American audiences in 1915 had opportunity to see Mae Marsh play the title role of murderer-prostitute in a film version of "The Outcast." As undidactic as the work of Crane, Dreiser, or O. Henry, the taut story of the same name from which it was adapted ended with an O. Henry-like punch line. Advertisements proclaimed the "Photodrama" adult entertainment, "daring and powerful in theme and ... written by Thomas Nelson Page," (1) who was then Woodrow Wilson's ambassador to wartime Italy.
Though most literary historians peg Page as the author of "Marse Chan," the nineteenth-century local colorist whose province was plantation Virginia, he was in fact a twentieth-century cosmopolitan who voted in Virginia and lived in Washington and Maine, owned property in Sicily, admired Allen Dulles, journeyed to Europe as regularly as Henry James and Edith Wharton before they expatriated themselves, had his London tailor and his customary suite at Claridge's, spent a winter on the Nile, traveled in Morocco and Algeria, drove a car, worked for a national system of highways a quarter of a century before Dwight David Eisenhower helped demonstrate their practical necessity, fought for conservation of natural resources, flew as observer over the Battle of the Marne, engaged in cloak-and dagger activity with an aviator and former Congressman from New York named Fiorella LaGuardia, and spoke Virginia-accented Italian well enough to address a crowd estimated at 60,000 in the Coliseum. (2)

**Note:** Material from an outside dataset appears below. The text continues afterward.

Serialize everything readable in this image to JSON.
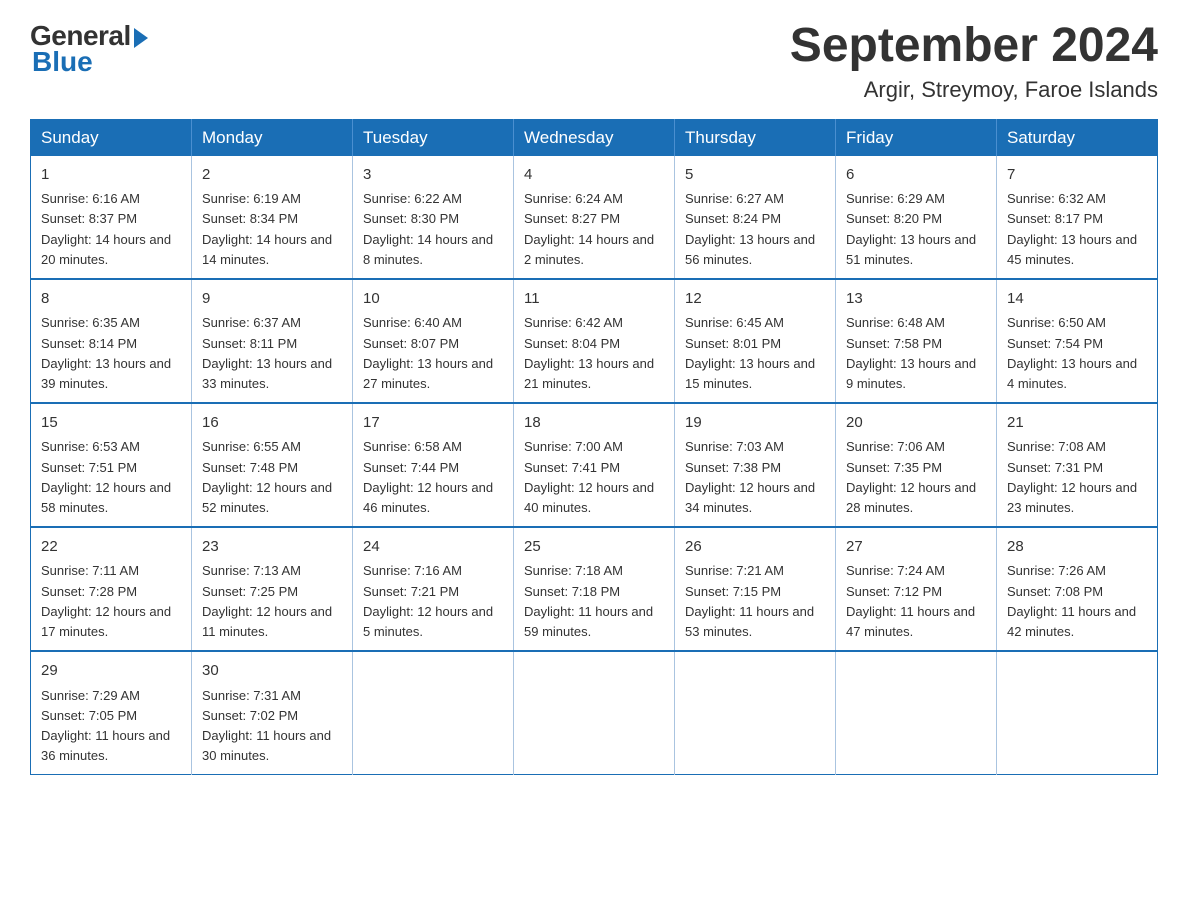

Page did not see the film, but he read the scenario and did not like it. The experience for him was bitter-sweet: the story from which it was dramatized had been rejected by a succession of editors and published at last in a volume Scribner's did not include in the Plantation Edition of his works (3); more poignant, he had tried for a quarter of a century, alone and in collaboration, to write a produceable play, either original or an adaptation of his fiction, and always without success. Before he had published his fifth short story or Two Little Confederates as a book, he asked Brander Matthews what to do with a play he had written. (4)
(He described it as "a comedy-laid in the South ante-bellum--seven characters--one Old Bachelor, ditto maid, two pretty girls, two lovers--Fools of course, and one African, not the conventional minstrel but a sure enough colored gentleman of the highest type who bosses his master & runs the ranch." Now, at least in theory, a play should need no explanation, but in this case Page felt constrained to declare, "My idea of the characters, in case I have not been able to indicate it by their own words, is that Polly is a mischievous, inconsequential girl, badgering Bob, partly out of mischief and partly because she is in love with him.... I wish her to be alternately melting & fierce, or perhaps I should say self-contained and dignified, as when after Bob kisses Rose, she breaks down when he kisses her and slaps him." (5) Page could have intended this either as farce or, more likely, as comedy of manners after the fashion of Sheridan; for he did not treat Southern subjects slightingly.)
His prolonged struggle to write an effective play in itself merits perhaps a footnote in a literary history. Yet to stop at that point would be to ignore cause and effect, the nineteenth-century roots for the twentieth-century failure, which in the case of Page and presumably others should be designated neither Southern nor American. They are of the times, and the road to understanding leads to London, a big Irish-born American actress named Ada Rehan, and a drama critic--George Bernard Shaw--who had great admiration for her.
In 1890 Page, a widower and practicing Richmond attorney interested in mining options and speculative real estate, had returned to London to continue trying to sell a development in Duluth, Minnesota, to a British syndicate. He also endeavored through a former Harper editor, Mrs. …